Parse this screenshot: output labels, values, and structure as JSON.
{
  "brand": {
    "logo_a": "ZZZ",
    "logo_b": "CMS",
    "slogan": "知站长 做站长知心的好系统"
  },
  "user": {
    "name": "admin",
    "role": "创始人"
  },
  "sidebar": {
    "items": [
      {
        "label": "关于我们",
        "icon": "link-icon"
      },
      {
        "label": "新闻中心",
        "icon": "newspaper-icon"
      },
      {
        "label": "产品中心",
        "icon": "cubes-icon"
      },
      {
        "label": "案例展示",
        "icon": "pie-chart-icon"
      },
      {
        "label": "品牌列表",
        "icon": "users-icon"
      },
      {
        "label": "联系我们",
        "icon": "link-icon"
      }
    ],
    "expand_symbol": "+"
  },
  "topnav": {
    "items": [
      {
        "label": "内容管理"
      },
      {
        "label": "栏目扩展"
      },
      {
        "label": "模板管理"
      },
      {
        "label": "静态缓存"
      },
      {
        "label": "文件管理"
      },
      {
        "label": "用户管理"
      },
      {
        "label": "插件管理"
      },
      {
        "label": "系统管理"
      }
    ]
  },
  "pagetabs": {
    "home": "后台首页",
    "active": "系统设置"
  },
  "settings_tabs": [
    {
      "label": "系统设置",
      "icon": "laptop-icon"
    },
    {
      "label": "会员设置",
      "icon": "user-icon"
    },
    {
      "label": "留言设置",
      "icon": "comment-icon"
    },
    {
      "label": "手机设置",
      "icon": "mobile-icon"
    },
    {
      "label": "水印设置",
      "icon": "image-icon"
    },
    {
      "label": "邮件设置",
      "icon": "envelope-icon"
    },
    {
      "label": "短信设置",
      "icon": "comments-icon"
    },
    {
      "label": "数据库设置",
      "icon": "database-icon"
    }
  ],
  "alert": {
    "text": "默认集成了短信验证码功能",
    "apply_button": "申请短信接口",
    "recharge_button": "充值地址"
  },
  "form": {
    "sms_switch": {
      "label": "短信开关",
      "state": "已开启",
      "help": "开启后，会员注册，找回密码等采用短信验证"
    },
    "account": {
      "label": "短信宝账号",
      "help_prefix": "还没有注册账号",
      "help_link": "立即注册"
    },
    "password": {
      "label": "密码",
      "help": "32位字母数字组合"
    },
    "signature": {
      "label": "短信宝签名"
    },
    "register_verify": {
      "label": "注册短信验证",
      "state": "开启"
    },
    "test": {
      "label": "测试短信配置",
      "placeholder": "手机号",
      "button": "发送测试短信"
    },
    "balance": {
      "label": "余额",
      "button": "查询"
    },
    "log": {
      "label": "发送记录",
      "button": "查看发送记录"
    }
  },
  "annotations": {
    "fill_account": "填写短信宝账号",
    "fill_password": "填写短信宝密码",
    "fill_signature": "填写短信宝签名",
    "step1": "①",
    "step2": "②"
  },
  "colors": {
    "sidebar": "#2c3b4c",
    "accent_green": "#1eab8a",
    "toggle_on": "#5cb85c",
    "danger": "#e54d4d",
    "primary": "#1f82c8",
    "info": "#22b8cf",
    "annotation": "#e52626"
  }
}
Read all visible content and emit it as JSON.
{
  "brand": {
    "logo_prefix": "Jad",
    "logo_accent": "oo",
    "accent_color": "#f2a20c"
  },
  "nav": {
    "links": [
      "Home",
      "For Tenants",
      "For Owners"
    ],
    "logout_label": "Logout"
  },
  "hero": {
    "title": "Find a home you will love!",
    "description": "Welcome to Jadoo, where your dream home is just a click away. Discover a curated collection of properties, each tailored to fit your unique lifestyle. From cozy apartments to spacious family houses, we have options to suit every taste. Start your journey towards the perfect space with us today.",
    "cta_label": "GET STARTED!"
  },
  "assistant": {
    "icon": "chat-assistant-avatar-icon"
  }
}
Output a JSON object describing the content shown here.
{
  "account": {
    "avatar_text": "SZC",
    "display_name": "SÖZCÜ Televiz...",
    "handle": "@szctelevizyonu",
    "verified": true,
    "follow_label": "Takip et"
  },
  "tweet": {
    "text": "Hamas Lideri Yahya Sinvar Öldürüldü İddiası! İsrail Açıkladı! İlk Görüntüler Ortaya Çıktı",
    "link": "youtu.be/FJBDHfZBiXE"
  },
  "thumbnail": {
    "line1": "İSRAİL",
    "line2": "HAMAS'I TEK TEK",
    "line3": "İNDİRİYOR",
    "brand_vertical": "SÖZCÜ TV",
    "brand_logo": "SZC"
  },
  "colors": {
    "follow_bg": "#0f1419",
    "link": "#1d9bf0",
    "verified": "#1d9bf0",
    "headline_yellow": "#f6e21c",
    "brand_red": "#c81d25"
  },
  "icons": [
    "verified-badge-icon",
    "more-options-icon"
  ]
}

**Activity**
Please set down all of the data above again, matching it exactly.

**Written reply**
Parse this screenshot: output labels, values, and structure as JSON.
{
  "brand": {
    "logo_a": "ZZZ",
    "logo_b": "CMS",
    "slogan": "知站长 做站长知心的好系统"
  },
  "user": {
    "name": "admin",
    "role": "创始人"
  },
  "sidebar": {
    "items": [
      {
        "label": "关于我们",
        "icon": "link-icon"
      },
      {
        "label": "新闻中心",
        "icon": "newspaper-icon"
      },
      {
        "label": "产品中心",
        "icon": "cubes-icon"
      },
      {
        "label": "案例展示",
        "icon": "pie-chart-icon"
      },
      {
        "label": "品牌列表",
        "icon": "users-icon"
      },
      {
        "label": "联系我们",
        "icon": "link-icon"
      }
    ],
    "expand_symbol": "+"
  },
  "topnav": {
    "items": [
      {
        "label": "内容管理"
      },
      {
        "label": "栏目扩展"
      },
      {
        "label": "模板管理"
      },
      {
        "label": "静态缓存"
      },
      {
        "label": "文件管理"
      },
      {
        "label": "用户管理"
      },
      {
        "label": "插件管理"
      },
      {
        "label": "系统管理"
      }
    ]
  },
  "pagetabs": {
    "home": "后台首页",
    "active": "系统设置"
  },
  "settings_tabs": [
    {
      "label": "系统设置",
      "icon": "laptop-icon"
    },
    {
      "label": "会员设置",
      "icon": "user-icon"
    },
    {
      "label": "留言设置",
      "icon": "comment-icon"
    },
    {
      "label": "手机设置",
      "icon": "mobile-icon"
    },
    {
      "label": "水印设置",
      "icon": "image-icon"
    },
    {
      "label": "邮件设置",
      "icon": "envelope-icon"
    },
    {
      "label": "短信设置",
      "icon": "comments-icon"
    },
    {
      "label": "数据库设置",
      "icon": "database-icon"
    }
  ],
  "alert": {
    "text": "默认集成了短信验证码功能",
    "apply_button": "申请短信接口",
    "recharge_button": "充值地址"
  },
  "form": {
    "sms_switch": {
      "label": "短信开关",
      "state": "已开启",
      "help": "开启后，会员注册，找回密码等采用短信验证"
    },
    "account": {
      "label": "短信宝账号",
      "help_prefix": "还没有注册账号",
      "help_link": "立即注册"
    },
    "password": {
      "label": "密码",
      "help": "32位字母数字组合"
    },
    "signature": {
      "label": "短信宝签名"
    },
    "register_verify": {
      "label": "注册短信验证",
      "state": "开启"
    },
    "test": {
      "label": "测试短信配置",
      "placeholder": "手机号",
      "button": "发送测试短信"
    },
    "balance": {
      "label": "余额",
      "button": "查询"
    },
    "log": {
      "label": "发送记录",
      "button": "查看发送记录"
    }
  },
  "annotations": {
    "fill_account": "填写短信宝账号",
    "fill_password": "填写短信宝密码",
    "fill_signature": "填写短信宝签名",
    "step1": "①",
    "step2": "②"
  },
  "colors": {
    "sidebar": "#2c3b4c",
    "accent_green": "#1eab8a",
    "toggle_on": "#5cb85c",
    "danger": "#e54d4d",
    "primary": "#1f82c8",
    "info": "#22b8cf",
    "annotation": "#e52626"
  }
}
Read all visible content and emit it as JSON.
{
  "brand": {
    "logo_prefix": "Jad",
    "logo_accent": "oo",
    "accent_color": "#f2a20c"
  },
  "nav": {
    "links": [
      "Home",
      "For Tenants",
      "For Owners"
    ],
    "logout_label": "Logout"
  },
  "hero": {
    "title": "Find a home you will love!",
    "description": "Welcome to Jadoo, where your dream home is just a click away. Discover a curated collection of properties, each tailored to fit your unique lifestyle. From cozy apartments to spacious family houses, we have options to suit every taste. Start your journey towards the perfect space with us today.",
    "cta_label": "GET STARTED!"
  },
  "assistant": {
    "icon": "chat-assistant-avatar-icon"
  }
}
Output a JSON object describing the content shown here.
{
  "account": {
    "avatar_text": "SZC",
    "display_name": "SÖZCÜ Televiz...",
    "handle": "@szctelevizyonu",
    "verified": true,
    "follow_label": "Takip et"
  },
  "tweet": {
    "text": "Hamas Lideri Yahya Sinvar Öldürüldü İddiası! İsrail Açıkladı! İlk Görüntüler Ortaya Çıktı",
    "link": "youtu.be/FJBDHfZBiXE"
  },
  "thumbnail": {
    "line1": "İSRAİL",
    "line2": "HAMAS'I TEK TEK",
    "line3": "İNDİRİYOR",
    "brand_vertical": "SÖZCÜ TV",
    "brand_logo": "SZC"
  },
  "colors": {
    "follow_bg": "#0f1419",
    "link": "#1d9bf0",
    "verified": "#1d9bf0",
    "headline_yellow": "#f6e21c",
    "brand_red": "#c81d25"
  },
  "icons": [
    "verified-badge-icon",
    "more-options-icon"
  ]
}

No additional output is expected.